--- START ---
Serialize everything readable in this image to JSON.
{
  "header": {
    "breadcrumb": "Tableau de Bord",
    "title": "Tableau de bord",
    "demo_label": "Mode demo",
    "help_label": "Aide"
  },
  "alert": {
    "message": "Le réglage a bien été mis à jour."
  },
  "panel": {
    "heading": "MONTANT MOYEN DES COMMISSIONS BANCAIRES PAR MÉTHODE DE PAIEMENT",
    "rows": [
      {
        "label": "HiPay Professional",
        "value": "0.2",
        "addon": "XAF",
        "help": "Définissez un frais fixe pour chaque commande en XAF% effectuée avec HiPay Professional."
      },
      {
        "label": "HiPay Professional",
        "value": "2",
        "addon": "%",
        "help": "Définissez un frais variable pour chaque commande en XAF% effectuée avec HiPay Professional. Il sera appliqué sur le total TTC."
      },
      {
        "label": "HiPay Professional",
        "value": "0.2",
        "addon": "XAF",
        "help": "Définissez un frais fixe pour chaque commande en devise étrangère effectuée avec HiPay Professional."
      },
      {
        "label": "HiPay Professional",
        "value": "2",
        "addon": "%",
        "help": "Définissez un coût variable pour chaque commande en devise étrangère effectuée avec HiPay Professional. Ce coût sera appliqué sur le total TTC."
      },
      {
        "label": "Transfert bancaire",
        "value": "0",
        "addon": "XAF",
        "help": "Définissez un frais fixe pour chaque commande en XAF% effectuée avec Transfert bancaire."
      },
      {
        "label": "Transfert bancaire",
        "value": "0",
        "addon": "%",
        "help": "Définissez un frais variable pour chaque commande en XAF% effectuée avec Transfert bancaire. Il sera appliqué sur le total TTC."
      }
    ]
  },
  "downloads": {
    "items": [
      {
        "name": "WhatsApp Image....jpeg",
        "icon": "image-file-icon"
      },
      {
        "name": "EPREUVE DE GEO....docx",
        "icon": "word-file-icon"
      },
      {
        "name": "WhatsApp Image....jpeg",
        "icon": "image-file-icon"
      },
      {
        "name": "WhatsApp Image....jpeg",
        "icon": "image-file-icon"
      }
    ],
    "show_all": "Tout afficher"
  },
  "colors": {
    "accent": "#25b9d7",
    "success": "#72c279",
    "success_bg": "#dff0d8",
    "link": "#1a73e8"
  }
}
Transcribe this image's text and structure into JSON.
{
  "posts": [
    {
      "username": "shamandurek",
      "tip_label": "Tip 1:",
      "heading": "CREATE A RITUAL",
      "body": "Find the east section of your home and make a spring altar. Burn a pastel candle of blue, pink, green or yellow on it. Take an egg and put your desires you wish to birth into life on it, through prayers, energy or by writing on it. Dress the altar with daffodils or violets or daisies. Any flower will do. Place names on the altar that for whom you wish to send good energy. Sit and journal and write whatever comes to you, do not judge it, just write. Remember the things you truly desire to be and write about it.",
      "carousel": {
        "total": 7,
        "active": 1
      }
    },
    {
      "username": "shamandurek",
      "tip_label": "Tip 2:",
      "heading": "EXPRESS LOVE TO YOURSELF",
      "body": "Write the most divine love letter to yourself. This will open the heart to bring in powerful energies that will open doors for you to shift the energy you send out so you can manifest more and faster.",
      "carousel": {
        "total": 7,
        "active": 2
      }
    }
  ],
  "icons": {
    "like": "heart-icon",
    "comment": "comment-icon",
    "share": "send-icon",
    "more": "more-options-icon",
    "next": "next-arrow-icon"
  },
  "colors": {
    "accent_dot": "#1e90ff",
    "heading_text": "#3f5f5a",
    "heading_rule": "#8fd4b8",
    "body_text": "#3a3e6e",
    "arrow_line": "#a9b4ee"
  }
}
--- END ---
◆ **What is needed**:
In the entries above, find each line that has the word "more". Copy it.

◆ **Response**:
      "body": "Write the most divine love letter to yourself. This will open the heart to bring in powerful energies that will open doors for you to shift the energy you send out so you can manifest more and faster.",
    "more": "more-options-icon",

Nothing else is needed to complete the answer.